§ **Problem**: Every record must be retyped exactly as it reads.

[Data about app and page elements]
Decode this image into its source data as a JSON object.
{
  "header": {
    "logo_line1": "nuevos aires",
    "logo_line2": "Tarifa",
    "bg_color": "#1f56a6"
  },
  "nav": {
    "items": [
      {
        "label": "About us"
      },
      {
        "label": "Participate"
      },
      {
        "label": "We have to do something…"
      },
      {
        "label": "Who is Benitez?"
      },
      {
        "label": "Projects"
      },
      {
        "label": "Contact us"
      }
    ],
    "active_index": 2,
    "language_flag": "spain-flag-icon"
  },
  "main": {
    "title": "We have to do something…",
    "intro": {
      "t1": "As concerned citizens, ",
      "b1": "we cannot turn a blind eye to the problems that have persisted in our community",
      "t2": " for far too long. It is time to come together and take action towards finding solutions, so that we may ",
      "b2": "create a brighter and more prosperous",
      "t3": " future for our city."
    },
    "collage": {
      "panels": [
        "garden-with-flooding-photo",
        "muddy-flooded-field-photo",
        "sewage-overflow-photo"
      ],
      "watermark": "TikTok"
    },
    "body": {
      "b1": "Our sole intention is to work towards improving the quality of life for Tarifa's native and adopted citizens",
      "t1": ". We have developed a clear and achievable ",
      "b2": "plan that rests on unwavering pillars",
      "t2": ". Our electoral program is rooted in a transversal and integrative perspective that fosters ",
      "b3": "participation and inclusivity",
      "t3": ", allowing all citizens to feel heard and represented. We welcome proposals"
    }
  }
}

§ **Solution to this task**:
Decode this image into its source data as a JSON object.
{
  "header": {
    "logo_line1": "nuevos aires",
    "logo_line2": "Tarifa",
    "bg_color": "#1f56a6"
  },
  "nav": {
    "items": [
      {
        "label": "About us"
      },
      {
        "label": "Participate"
      },
      {
        "label": "We have to do something…"
      },
      {
        "label": "Who is Benitez?"
      },
      {
        "label": "Projects"
      },
      {
        "label": "Contact us"
      }
    ],
    "active_index": 2,
    "language_flag": "spain-flag-icon"
  },
  "main": {
    "title": "We have to do something…",
    "intro": {
      "t1": "As concerned citizens, ",
      "b1": "we cannot turn a blind eye to the problems that have persisted in our community",
      "t2": " for far too long. It is time to come together and take action towards finding solutions, so that we may ",
      "b2": "create a brighter and more prosperous",
      "t3": " future for our city."
    },
    "collage": {
      "panels": [
        "garden-with-flooding-photo",
        "muddy-flooded-field-photo",
        "sewage-overflow-photo"
      ],
      "watermark": "TikTok"
    },
    "body": {
      "b1": "Our sole intention is to work towards improving the quality of life for Tarifa's native and adopted citizens",
      "t1": ". We have developed a clear and achievable ",
      "b2": "plan that rests on unwavering pillars",
      "t2": ". Our electoral program is rooted in a transversal and integrative perspective that fosters ",
      "b3": "participation and inclusivity",
      "t3": ", allowing all citizens to feel heard and represented. We welcome proposals"
    }
  }
}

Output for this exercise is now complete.